*TASK GOAL*
Restate the data below word for word. Leave the images out.
====== MATERIAL FOR THE TASK
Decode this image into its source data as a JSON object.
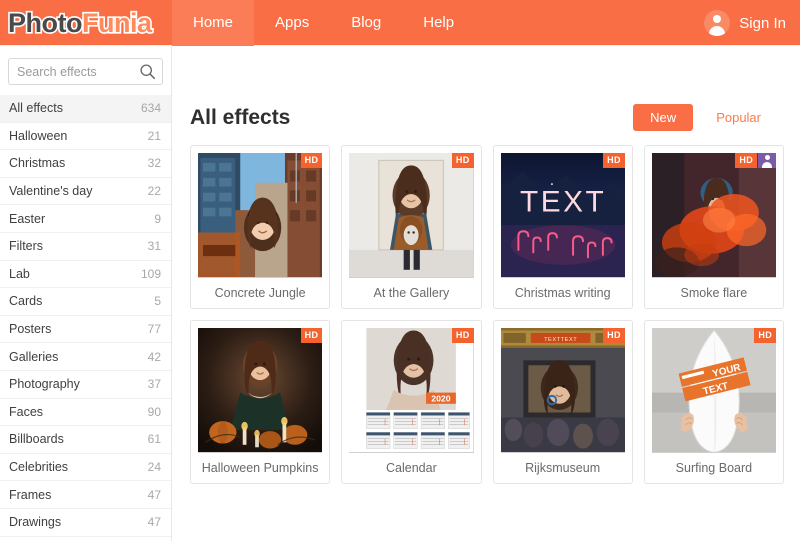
{
  "colors": {
    "brand_orange": "#fa6e46",
    "brand_orange_light": "#fb7d57",
    "badge_hd": "#f4622e",
    "badge_person": "#7b5ba8",
    "sidebar_border": "#e8e8e8",
    "card_border": "#e4e4e4",
    "text_dark": "#2f2f2f",
    "text_muted": "#a8a8a8"
  },
  "header": {
    "logo_part1": "Photo",
    "logo_part2": "Funia",
    "nav": [
      {
        "label": "Home",
        "active": true
      },
      {
        "label": "Apps",
        "active": false
      },
      {
        "label": "Blog",
        "active": false
      },
      {
        "label": "Help",
        "active": false
      }
    ],
    "signin_label": "Sign In",
    "avatar_icon": "user-avatar-icon"
  },
  "sidebar": {
    "search": {
      "placeholder": "Search effects",
      "value": "",
      "icon": "search-icon"
    },
    "categories": [
      {
        "label": "All effects",
        "count": "634",
        "active": true
      },
      {
        "label": "Halloween",
        "count": "21",
        "active": false
      },
      {
        "label": "Christmas",
        "count": "32",
        "active": false
      },
      {
        "label": "Valentine's day",
        "count": "22",
        "active": false
      },
      {
        "label": "Easter",
        "count": "9",
        "active": false
      },
      {
        "label": "Filters",
        "count": "31",
        "active": false
      },
      {
        "label": "Lab",
        "count": "109",
        "active": false
      },
      {
        "label": "Cards",
        "count": "5",
        "active": false
      },
      {
        "label": "Posters",
        "count": "77",
        "active": false
      },
      {
        "label": "Galleries",
        "count": "42",
        "active": false
      },
      {
        "label": "Photography",
        "count": "37",
        "active": false
      },
      {
        "label": "Faces",
        "count": "90",
        "active": false
      },
      {
        "label": "Billboards",
        "count": "61",
        "active": false
      },
      {
        "label": "Celebrities",
        "count": "24",
        "active": false
      },
      {
        "label": "Frames",
        "count": "47",
        "active": false
      },
      {
        "label": "Drawings",
        "count": "47",
        "active": false
      }
    ]
  },
  "main": {
    "title": "All effects",
    "toggles": [
      {
        "label": "New",
        "active": true
      },
      {
        "label": "Popular",
        "active": false
      }
    ],
    "effects": [
      {
        "title": "Concrete Jungle",
        "hd": true,
        "person": false,
        "art": "concrete-jungle"
      },
      {
        "title": "At the Gallery",
        "hd": true,
        "person": false,
        "art": "at-the-gallery"
      },
      {
        "title": "Christmas writing",
        "hd": true,
        "person": false,
        "art": "christmas-writing",
        "overlay_text": "TEXT"
      },
      {
        "title": "Smoke flare",
        "hd": true,
        "person": true,
        "art": "smoke-flare"
      },
      {
        "title": "Halloween Pumpkins",
        "hd": true,
        "person": false,
        "art": "halloween-pumpkins"
      },
      {
        "title": "Calendar",
        "hd": true,
        "person": false,
        "art": "calendar",
        "overlay_text": "2020"
      },
      {
        "title": "Rijksmuseum",
        "hd": true,
        "person": false,
        "art": "rijksmuseum"
      },
      {
        "title": "Surfing Board",
        "hd": true,
        "person": false,
        "art": "surfing-board",
        "overlay_text": "YOUR TEXT"
      }
    ],
    "badge_hd_label": "HD"
  }
}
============
*YOUR SOLUTION*
Decode this image into its source data as a JSON object.
{
  "colors": {
    "brand_orange": "#fa6e46",
    "brand_orange_light": "#fb7d57",
    "badge_hd": "#f4622e",
    "badge_person": "#7b5ba8",
    "sidebar_border": "#e8e8e8",
    "card_border": "#e4e4e4",
    "text_dark": "#2f2f2f",
    "text_muted": "#a8a8a8"
  },
  "header": {
    "logo_part1": "Photo",
    "logo_part2": "Funia",
    "nav": [
      {
        "label": "Home",
        "active": true
      },
      {
        "label": "Apps",
        "active": false
      },
      {
        "label": "Blog",
        "active": false
      },
      {
        "label": "Help",
        "active": false
      }
    ],
    "signin_label": "Sign In",
    "avatar_icon": "user-avatar-icon"
  },
  "sidebar": {
    "search": {
      "placeholder": "Search effects",
      "value": "",
      "icon": "search-icon"
    },
    "categories": [
      {
        "label": "All effects",
        "count": "634",
        "active": true
      },
      {
        "label": "Halloween",
        "count": "21",
        "active": false
      },
      {
        "label": "Christmas",
        "count": "32",
        "active": false
      },
      {
        "label": "Valentine's day",
        "count": "22",
        "active": false
      },
      {
        "label": "Easter",
        "count": "9",
        "active": false
      },
      {
        "label": "Filters",
        "count": "31",
        "active": false
      },
      {
        "label": "Lab",
        "count": "109",
        "active": false
      },
      {
        "label": "Cards",
        "count": "5",
        "active": false
      },
      {
        "label": "Posters",
        "count": "77",
        "active": false
      },
      {
        "label": "Galleries",
        "count": "42",
        "active": false
      },
      {
        "label": "Photography",
        "count": "37",
        "active": false
      },
      {
        "label": "Faces",
        "count": "90",
        "active": false
      },
      {
        "label": "Billboards",
        "count": "61",
        "active": false
      },
      {
        "label": "Celebrities",
        "count": "24",
        "active": false
      },
      {
        "label": "Frames",
        "count": "47",
        "active": false
      },
      {
        "label": "Drawings",
        "count": "47",
        "active": false
      }
    ]
  },
  "main": {
    "title": "All effects",
    "toggles": [
      {
        "label": "New",
        "active": true
      },
      {
        "label": "Popular",
        "active": false
      }
    ],
    "effects": [
      {
        "title": "Concrete Jungle",
        "hd": true,
        "person": false,
        "art": "concrete-jungle"
      },
      {
        "title": "At the Gallery",
        "hd": true,
        "person": false,
        "art": "at-the-gallery"
      },
      {
        "title": "Christmas writing",
        "hd": true,
        "person": false,
        "art": "christmas-writing",
        "overlay_text": "TEXT"
      },
      {
        "title": "Smoke flare",
        "hd": true,
        "person": true,
        "art": "smoke-flare"
      },
      {
        "title": "Halloween Pumpkins",
        "hd": true,
        "person": false,
        "art": "halloween-pumpkins"
      },
      {
        "title": "Calendar",
        "hd": true,
        "person": false,
        "art": "calendar",
        "overlay_text": "2020"
      },
      {
        "title": "Rijksmuseum",
        "hd": true,
        "person": false,
        "art": "rijksmuseum"
      },
      {
        "title": "Surfing Board",
        "hd": true,
        "person": false,
        "art": "surfing-board",
        "overlay_text": "YOUR TEXT"
      }
    ],
    "badge_hd_label": "HD"
  }
}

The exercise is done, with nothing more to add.